Count every line in the records below that contains the string "Pocket". Report that number alone.

> _Dataset items_

============

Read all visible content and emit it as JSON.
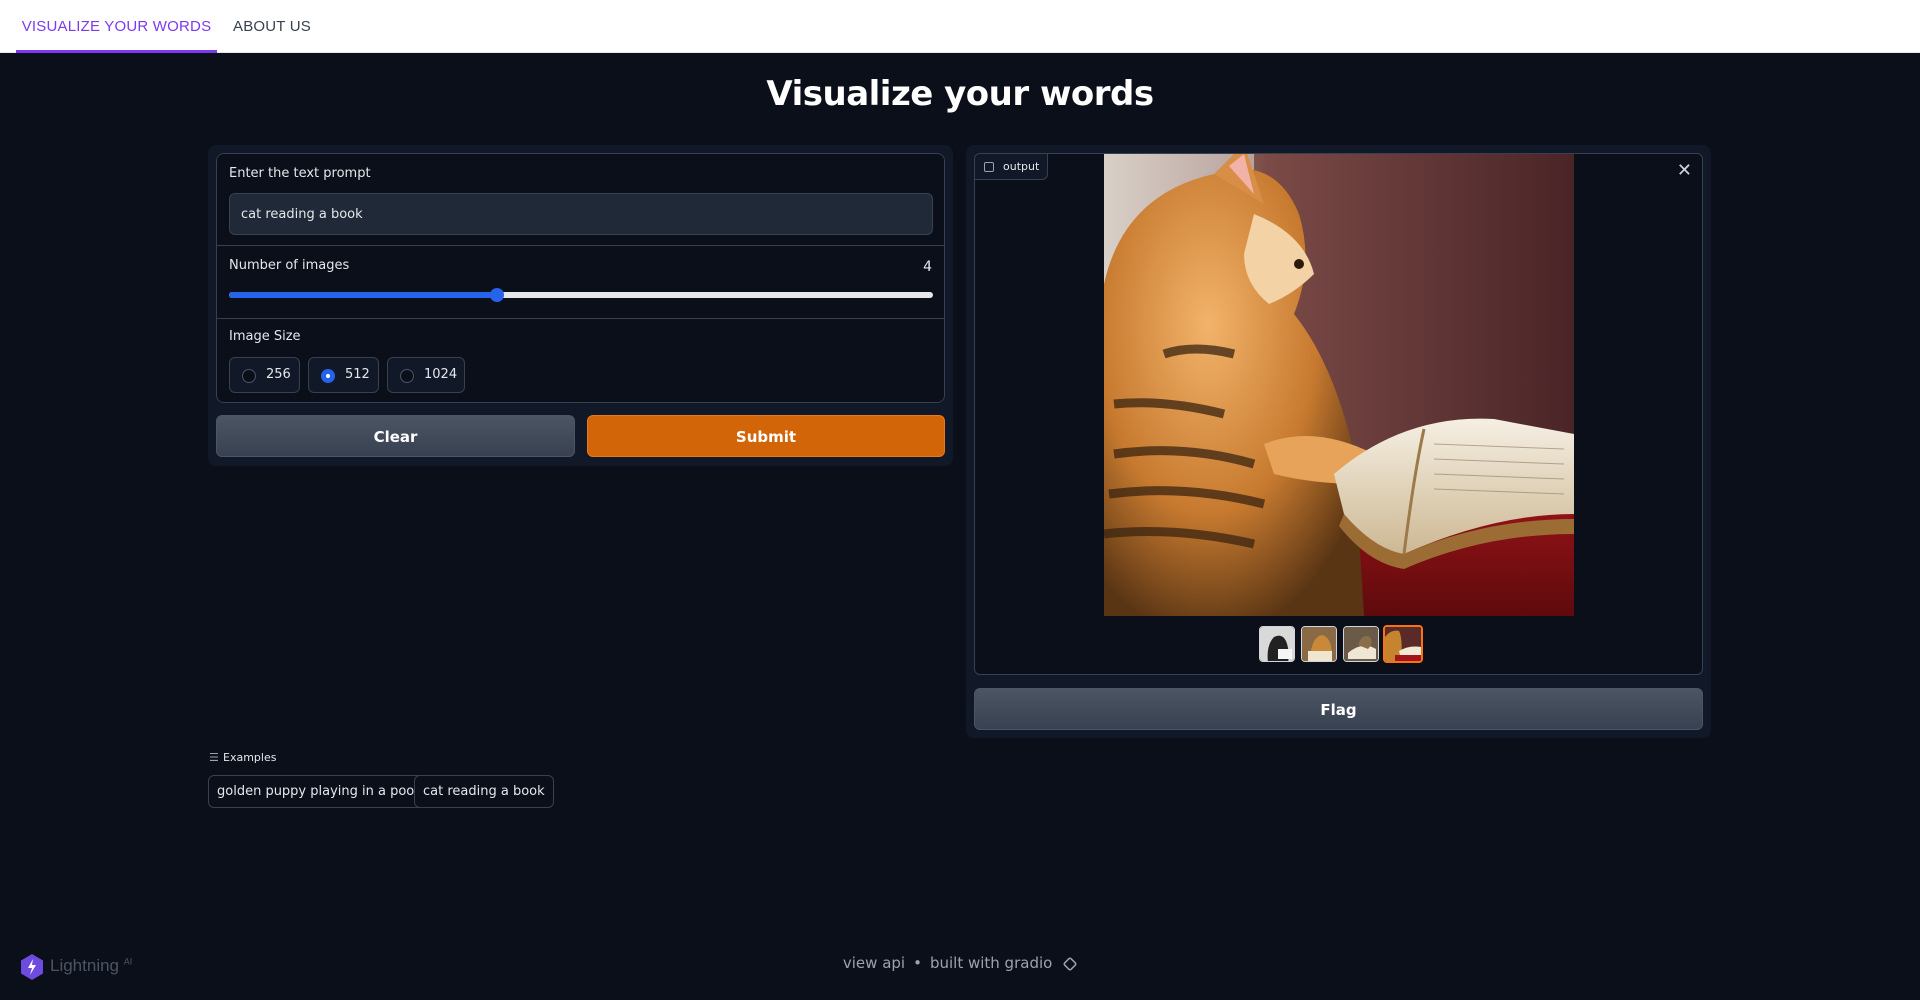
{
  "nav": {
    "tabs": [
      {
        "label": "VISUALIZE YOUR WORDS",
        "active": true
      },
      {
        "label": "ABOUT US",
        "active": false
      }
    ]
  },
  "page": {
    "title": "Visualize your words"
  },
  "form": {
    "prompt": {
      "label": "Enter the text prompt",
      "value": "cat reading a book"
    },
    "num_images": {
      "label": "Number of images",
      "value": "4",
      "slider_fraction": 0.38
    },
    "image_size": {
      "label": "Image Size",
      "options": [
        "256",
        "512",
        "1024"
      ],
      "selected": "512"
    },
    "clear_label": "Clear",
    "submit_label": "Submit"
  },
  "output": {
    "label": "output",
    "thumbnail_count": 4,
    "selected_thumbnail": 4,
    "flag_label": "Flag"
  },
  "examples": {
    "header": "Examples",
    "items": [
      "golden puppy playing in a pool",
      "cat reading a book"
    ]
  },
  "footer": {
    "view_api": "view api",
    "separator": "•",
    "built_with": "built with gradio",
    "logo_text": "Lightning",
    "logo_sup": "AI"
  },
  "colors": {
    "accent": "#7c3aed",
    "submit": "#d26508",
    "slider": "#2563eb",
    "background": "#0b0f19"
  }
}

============

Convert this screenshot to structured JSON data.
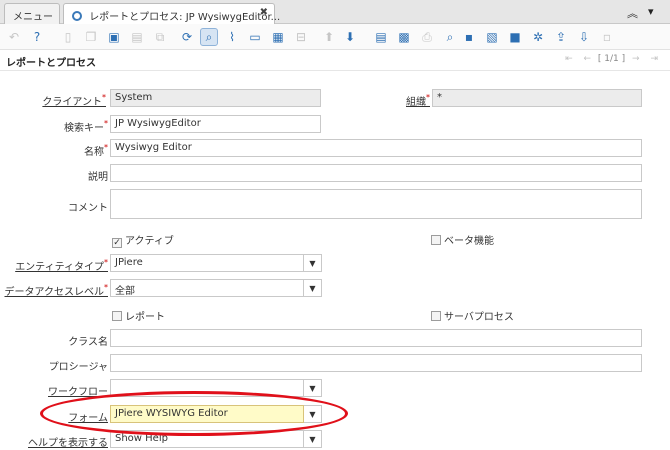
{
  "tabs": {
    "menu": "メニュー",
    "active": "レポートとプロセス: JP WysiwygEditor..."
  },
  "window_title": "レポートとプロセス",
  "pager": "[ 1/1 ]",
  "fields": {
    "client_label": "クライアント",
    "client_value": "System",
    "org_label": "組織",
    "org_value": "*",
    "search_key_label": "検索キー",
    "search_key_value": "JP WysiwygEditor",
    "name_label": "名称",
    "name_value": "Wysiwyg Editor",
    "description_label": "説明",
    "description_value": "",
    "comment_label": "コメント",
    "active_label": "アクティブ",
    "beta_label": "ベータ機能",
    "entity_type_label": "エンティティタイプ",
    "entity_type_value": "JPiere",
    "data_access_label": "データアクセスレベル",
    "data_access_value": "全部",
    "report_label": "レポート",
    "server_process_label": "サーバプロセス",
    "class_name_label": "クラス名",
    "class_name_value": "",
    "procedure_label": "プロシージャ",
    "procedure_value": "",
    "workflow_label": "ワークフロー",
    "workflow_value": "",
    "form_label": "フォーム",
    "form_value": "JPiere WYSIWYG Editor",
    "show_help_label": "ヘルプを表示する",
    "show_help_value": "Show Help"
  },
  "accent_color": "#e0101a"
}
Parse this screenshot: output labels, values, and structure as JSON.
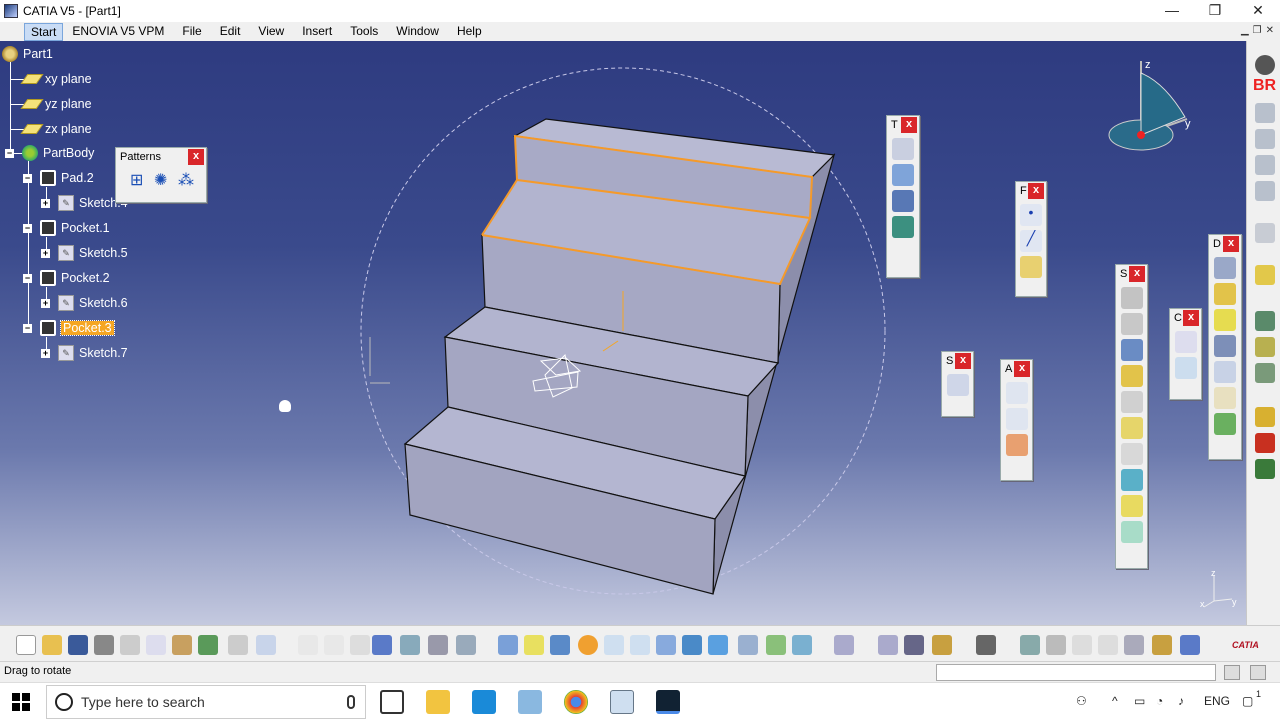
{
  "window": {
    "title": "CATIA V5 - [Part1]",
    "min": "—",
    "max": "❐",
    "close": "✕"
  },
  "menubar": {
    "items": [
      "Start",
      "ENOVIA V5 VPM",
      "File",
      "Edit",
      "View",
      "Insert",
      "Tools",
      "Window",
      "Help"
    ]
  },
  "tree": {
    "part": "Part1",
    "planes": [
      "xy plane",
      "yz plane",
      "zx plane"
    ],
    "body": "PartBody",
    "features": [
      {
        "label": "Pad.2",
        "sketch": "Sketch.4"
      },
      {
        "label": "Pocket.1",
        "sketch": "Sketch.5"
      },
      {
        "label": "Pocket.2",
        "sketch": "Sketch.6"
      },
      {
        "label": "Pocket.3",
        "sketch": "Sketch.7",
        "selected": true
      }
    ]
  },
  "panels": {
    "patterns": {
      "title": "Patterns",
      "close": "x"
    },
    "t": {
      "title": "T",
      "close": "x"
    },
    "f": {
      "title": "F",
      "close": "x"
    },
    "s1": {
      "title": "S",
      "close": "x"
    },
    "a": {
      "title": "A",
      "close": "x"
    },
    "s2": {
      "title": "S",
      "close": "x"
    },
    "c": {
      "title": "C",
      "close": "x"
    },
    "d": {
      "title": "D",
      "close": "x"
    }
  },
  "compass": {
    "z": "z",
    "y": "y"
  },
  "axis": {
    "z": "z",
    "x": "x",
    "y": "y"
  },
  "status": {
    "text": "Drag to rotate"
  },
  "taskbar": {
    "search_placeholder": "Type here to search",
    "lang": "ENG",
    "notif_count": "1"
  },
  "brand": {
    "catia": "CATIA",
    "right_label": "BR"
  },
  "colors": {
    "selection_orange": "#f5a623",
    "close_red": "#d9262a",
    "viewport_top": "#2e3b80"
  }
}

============

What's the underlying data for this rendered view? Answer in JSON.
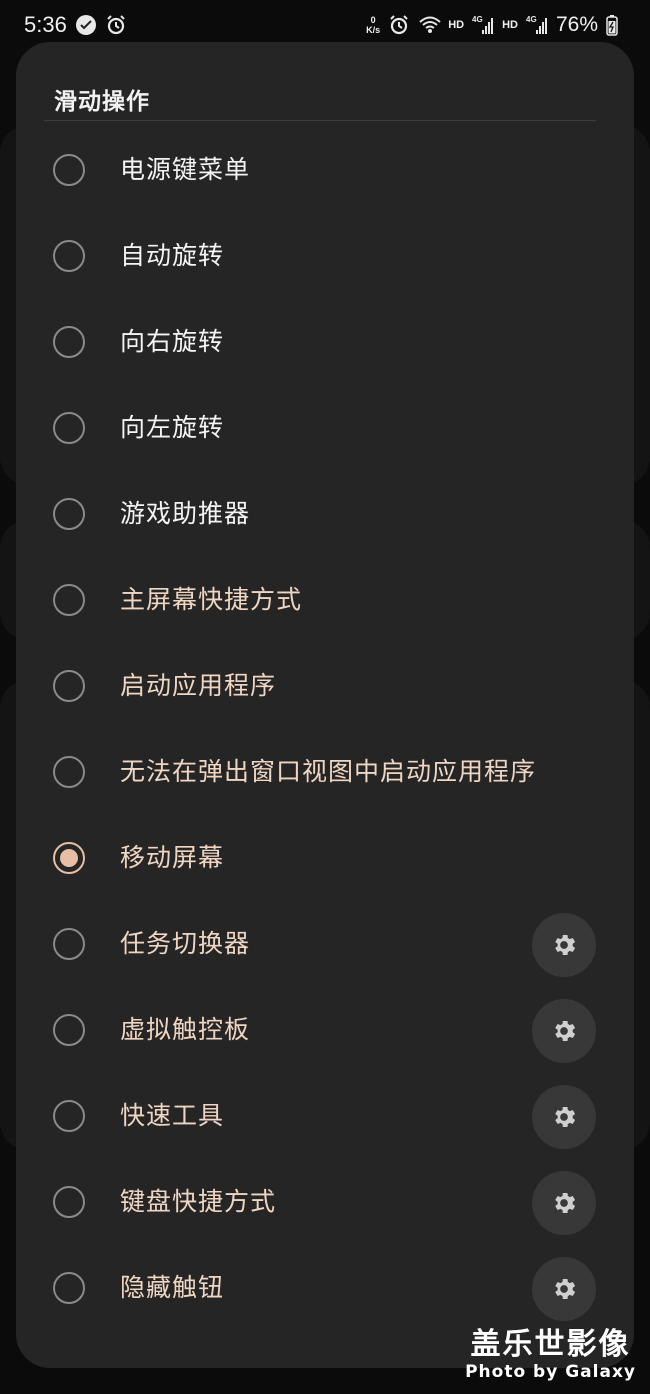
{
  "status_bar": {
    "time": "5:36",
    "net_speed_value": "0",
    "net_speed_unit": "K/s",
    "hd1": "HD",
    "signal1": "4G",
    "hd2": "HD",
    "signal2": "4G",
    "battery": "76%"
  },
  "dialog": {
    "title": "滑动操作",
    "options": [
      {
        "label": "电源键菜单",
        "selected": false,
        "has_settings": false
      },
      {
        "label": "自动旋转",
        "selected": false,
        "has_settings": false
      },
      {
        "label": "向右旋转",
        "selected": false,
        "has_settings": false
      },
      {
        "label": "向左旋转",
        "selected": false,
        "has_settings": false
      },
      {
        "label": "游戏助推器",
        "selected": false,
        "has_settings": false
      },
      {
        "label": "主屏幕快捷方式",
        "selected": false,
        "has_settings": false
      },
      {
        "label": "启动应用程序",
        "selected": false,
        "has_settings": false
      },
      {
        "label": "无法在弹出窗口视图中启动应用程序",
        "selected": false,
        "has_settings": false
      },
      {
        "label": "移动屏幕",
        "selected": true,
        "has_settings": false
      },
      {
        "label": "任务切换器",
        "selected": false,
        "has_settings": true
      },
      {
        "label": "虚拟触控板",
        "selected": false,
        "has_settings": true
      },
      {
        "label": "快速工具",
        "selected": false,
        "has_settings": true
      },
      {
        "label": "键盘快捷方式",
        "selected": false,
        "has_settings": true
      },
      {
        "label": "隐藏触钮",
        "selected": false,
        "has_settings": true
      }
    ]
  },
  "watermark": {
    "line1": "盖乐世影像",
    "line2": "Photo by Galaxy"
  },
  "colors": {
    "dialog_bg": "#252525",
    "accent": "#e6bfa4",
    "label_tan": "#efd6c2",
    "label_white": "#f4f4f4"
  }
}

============

> _PROBLEM SOLUTION_
3